The buttocks behave very well. Although it is quite painful in the first few days, the author has not experienced any seroma, haematoma, or infection using the intramuscular (Vergara’s) technique. Temporary sciatic nerve compression with pain can happen in some patients as the lower edge of the implant is located over the sciatic foramen. The intramuscular technique prevents the placement of the implant directly on the nerve; however, postoperative pain and Lasègue’s sign that some patients experience shortly after the operation seems to be related to the tension of the muscle and the extra volume caused by the surgical haematoma. It is self-limited and can be treated with NSAIDs (e.g. ibuprofen 600 mg three times per day) and relaxant drugs (e.g. metocarbamol 380 mg three times per day).
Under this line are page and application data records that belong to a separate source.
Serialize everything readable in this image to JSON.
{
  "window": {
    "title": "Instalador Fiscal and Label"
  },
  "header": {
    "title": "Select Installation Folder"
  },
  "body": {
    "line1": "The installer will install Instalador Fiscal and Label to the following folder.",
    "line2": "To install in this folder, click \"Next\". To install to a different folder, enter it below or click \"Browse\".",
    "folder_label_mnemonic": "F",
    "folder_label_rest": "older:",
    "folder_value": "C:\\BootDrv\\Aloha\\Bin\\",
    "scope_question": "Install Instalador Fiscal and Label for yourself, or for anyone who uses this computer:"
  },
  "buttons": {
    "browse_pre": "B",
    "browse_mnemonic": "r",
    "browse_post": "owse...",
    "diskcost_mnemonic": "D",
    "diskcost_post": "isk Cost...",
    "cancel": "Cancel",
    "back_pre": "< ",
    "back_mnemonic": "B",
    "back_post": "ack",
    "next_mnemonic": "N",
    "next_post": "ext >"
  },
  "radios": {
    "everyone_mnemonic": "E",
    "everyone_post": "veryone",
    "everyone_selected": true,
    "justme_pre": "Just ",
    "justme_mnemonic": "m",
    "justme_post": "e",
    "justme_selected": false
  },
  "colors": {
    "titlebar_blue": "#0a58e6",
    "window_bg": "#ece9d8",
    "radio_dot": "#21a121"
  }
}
Calf implants are also quite safe, though in the author’s experience lateral implants tend to displace upwardly, owing to the lack of space when two implants are placed. Most complications are related to minor compression of sensitive nerves that are self-limited. The worst complication that one might see is compartment syndrome, because it might produce muscular necrosis and Volkmann syndrome, with severe aesthetic and functional sequelae.
The author has not experienced any case of seroma for any implant, other than pectoral augmentation. A small amount of periprosthetic fluid is normal and is usually found at areas where the implant is slightly wrinkled. In a previous article1, the author reported not a single case of seroma in 18 patients with pectoral enhancements for aesthetic reasons. In the following ten patients, however, there have been four cases. This was related to a change in implant manufacturing. In the author’s opinion, seroma was caused by rubbing of the implant surface with the muscle. For this reason, Polytech changed the shell of pectoral implants to microtextured. Silimed has smooth implants available. Hodgkinson7 reported 30% of seroma cases and claimed to reduce that incidence by careful dissection and the use of NSAIDs. Pereira et al8 reported the occurrence of three seromas out of 16 patients with calf augmentation.
To ensure success with muscular enhancement using implants, the author suggests following these broad recommendations:
- Choose an implant that properly fits the pocket and muscle size. Avoid using an oversized implant
- Choose a microtextured or smooth implant
- Give a thorough explanation to the patient of the pros and cons of the procedure as well as insisting on resting during postoperative weeks (5–7 weeks)
- Do not detach the muscle boundaries. Keep in mind the anatomy of the muscle.